* **Provided data**
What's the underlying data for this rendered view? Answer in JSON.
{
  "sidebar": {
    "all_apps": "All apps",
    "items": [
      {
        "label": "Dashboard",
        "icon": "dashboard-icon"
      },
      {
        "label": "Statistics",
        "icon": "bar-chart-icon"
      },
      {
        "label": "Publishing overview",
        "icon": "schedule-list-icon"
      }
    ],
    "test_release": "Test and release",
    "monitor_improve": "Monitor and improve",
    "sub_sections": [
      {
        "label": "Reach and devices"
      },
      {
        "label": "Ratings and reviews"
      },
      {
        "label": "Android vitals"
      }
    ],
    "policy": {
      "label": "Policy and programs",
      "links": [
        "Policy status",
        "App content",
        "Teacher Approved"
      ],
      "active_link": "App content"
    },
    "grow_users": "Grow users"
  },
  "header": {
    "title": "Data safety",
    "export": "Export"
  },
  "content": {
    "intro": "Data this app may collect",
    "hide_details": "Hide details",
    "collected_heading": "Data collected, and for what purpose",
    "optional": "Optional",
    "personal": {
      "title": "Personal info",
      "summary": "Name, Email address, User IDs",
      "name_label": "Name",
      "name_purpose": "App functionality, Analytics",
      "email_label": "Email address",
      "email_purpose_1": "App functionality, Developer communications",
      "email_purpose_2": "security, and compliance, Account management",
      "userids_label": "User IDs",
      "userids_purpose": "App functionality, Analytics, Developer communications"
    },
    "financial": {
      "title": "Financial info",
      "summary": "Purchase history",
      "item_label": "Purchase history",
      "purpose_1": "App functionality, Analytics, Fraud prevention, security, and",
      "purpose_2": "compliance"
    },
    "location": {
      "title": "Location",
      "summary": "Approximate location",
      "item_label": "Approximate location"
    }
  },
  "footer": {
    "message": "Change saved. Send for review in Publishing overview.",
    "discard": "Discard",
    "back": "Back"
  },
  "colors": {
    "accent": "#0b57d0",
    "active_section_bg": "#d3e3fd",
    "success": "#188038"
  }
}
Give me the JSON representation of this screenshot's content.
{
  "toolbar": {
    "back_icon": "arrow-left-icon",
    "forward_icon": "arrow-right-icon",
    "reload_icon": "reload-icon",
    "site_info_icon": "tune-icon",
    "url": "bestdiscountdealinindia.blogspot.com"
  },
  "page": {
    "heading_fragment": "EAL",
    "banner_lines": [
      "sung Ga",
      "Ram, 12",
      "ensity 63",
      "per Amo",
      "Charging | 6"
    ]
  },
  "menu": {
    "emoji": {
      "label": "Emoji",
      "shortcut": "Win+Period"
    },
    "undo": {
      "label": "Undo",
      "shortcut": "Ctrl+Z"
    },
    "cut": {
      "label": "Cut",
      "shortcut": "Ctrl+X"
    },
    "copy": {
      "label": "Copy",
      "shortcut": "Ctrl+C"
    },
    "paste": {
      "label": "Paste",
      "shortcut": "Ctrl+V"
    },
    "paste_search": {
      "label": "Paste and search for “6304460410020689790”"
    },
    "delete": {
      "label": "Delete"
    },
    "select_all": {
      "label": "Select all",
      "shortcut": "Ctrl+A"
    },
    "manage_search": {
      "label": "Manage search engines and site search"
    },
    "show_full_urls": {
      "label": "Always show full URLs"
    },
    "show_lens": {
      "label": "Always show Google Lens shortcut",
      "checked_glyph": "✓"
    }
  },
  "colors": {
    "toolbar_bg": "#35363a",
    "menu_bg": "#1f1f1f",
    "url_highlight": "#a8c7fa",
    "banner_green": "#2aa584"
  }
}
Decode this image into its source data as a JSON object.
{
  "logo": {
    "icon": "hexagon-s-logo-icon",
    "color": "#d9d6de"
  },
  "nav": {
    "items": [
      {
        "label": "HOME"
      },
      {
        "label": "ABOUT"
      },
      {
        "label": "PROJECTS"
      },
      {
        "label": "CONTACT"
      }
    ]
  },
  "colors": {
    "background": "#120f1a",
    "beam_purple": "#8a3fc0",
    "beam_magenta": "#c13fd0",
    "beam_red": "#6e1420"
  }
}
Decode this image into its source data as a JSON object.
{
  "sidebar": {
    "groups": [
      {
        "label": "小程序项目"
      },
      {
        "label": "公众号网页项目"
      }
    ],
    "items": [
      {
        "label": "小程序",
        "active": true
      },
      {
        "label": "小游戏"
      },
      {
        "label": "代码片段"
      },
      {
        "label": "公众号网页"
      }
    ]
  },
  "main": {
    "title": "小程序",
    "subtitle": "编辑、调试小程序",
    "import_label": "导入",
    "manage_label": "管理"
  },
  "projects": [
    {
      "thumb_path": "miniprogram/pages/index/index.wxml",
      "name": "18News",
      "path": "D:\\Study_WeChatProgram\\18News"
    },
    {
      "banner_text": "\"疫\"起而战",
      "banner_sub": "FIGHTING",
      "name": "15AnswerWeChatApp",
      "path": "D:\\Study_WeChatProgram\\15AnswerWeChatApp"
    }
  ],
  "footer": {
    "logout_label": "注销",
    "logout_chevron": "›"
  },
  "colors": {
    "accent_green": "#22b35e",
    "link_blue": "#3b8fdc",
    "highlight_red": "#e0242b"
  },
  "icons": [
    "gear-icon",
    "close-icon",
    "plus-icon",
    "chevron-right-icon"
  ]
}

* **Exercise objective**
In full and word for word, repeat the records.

* **Solution for this problem**
What's the underlying data for this rendered view? Answer in JSON.
{
  "sidebar": {
    "all_apps": "All apps",
    "items": [
      {
        "label": "Dashboard",
        "icon": "dashboard-icon"
      },
      {
        "label": "Statistics",
        "icon": "bar-chart-icon"
      },
      {
        "label": "Publishing overview",
        "icon": "schedule-list-icon"
      }
    ],
    "test_release": "Test and release",
    "monitor_improve": "Monitor and improve",
    "sub_sections": [
      {
        "label": "Reach and devices"
      },
      {
        "label": "Ratings and reviews"
      },
      {
        "label": "Android vitals"
      }
    ],
    "policy": {
      "label": "Policy and programs",
      "links": [
        "Policy status",
        "App content",
        "Teacher Approved"
      ],
      "active_link": "App content"
    },
    "grow_users": "Grow users"
  },
  "header": {
    "title": "Data safety",
    "export": "Export"
  },
  "content": {
    "intro": "Data this app may collect",
    "hide_details": "Hide details",
    "collected_heading": "Data collected, and for what purpose",
    "optional": "Optional",
    "personal": {
      "title": "Personal info",
      "summary": "Name, Email address, User IDs",
      "name_label": "Name",
      "name_purpose": "App functionality, Analytics",
      "email_label": "Email address",
      "email_purpose_1": "App functionality, Developer communications",
      "email_purpose_2": "security, and compliance, Account management",
      "userids_label": "User IDs",
      "userids_purpose": "App functionality, Analytics, Developer communications"
    },
    "financial": {
      "title": "Financial info",
      "summary": "Purchase history",
      "item_label": "Purchase history",
      "purpose_1": "App functionality, Analytics, Fraud prevention, security, and",
      "purpose_2": "compliance"
    },
    "location": {
      "title": "Location",
      "summary": "Approximate location",
      "item_label": "Approximate location"
    }
  },
  "footer": {
    "message": "Change saved. Send for review in Publishing overview.",
    "discard": "Discard",
    "back": "Back"
  },
  "colors": {
    "accent": "#0b57d0",
    "active_section_bg": "#d3e3fd",
    "success": "#188038"
  }
}
Give me the JSON representation of this screenshot's content.
{
  "toolbar": {
    "back_icon": "arrow-left-icon",
    "forward_icon": "arrow-right-icon",
    "reload_icon": "reload-icon",
    "site_info_icon": "tune-icon",
    "url": "bestdiscountdealinindia.blogspot.com"
  },
  "page": {
    "heading_fragment": "EAL",
    "banner_lines": [
      "sung Ga",
      "Ram, 12",
      "ensity 63",
      "per Amo",
      "Charging | 6"
    ]
  },
  "menu": {
    "emoji": {
      "label": "Emoji",
      "shortcut": "Win+Period"
    },
    "undo": {
      "label": "Undo",
      "shortcut": "Ctrl+Z"
    },
    "cut": {
      "label": "Cut",
      "shortcut": "Ctrl+X"
    },
    "copy": {
      "label": "Copy",
      "shortcut": "Ctrl+C"
    },
    "paste": {
      "label": "Paste",
      "shortcut": "Ctrl+V"
    },
    "paste_search": {
      "label": "Paste and search for “6304460410020689790”"
    },
    "delete": {
      "label": "Delete"
    },
    "select_all": {
      "label": "Select all",
      "shortcut": "Ctrl+A"
    },
    "manage_search": {
      "label": "Manage search engines and site search"
    },
    "show_full_urls": {
      "label": "Always show full URLs"
    },
    "show_lens": {
      "label": "Always show Google Lens shortcut",
      "checked_glyph": "✓"
    }
  },
  "colors": {
    "toolbar_bg": "#35363a",
    "menu_bg": "#1f1f1f",
    "url_highlight": "#a8c7fa",
    "banner_green": "#2aa584"
  }
}
Decode this image into its source data as a JSON object.
{
  "logo": {
    "icon": "hexagon-s-logo-icon",
    "color": "#d9d6de"
  },
  "nav": {
    "items": [
      {
        "label": "HOME"
      },
      {
        "label": "ABOUT"
      },
      {
        "label": "PROJECTS"
      },
      {
        "label": "CONTACT"
      }
    ]
  },
  "colors": {
    "background": "#120f1a",
    "beam_purple": "#8a3fc0",
    "beam_magenta": "#c13fd0",
    "beam_red": "#6e1420"
  }
}
Decode this image into its source data as a JSON object.
{
  "sidebar": {
    "groups": [
      {
        "label": "小程序项目"
      },
      {
        "label": "公众号网页项目"
      }
    ],
    "items": [
      {
        "label": "小程序",
        "active": true
      },
      {
        "label": "小游戏"
      },
      {
        "label": "代码片段"
      },
      {
        "label": "公众号网页"
      }
    ]
  },
  "main": {
    "title": "小程序",
    "subtitle": "编辑、调试小程序",
    "import_label": "导入",
    "manage_label": "管理"
  },
  "projects": [
    {
      "thumb_path": "miniprogram/pages/index/index.wxml",
      "name": "18News",
      "path": "D:\\Study_WeChatProgram\\18News"
    },
    {
      "banner_text": "\"疫\"起而战",
      "banner_sub": "FIGHTING",
      "name": "15AnswerWeChatApp",
      "path": "D:\\Study_WeChatProgram\\15AnswerWeChatApp"
    }
  ],
  "footer": {
    "logout_label": "注销",
    "logout_chevron": "›"
  },
  "colors": {
    "accent_green": "#22b35e",
    "link_blue": "#3b8fdc",
    "highlight_red": "#e0242b"
  },
  "icons": [
    "gear-icon",
    "close-icon",
    "plus-icon",
    "chevron-right-icon"
  ]
}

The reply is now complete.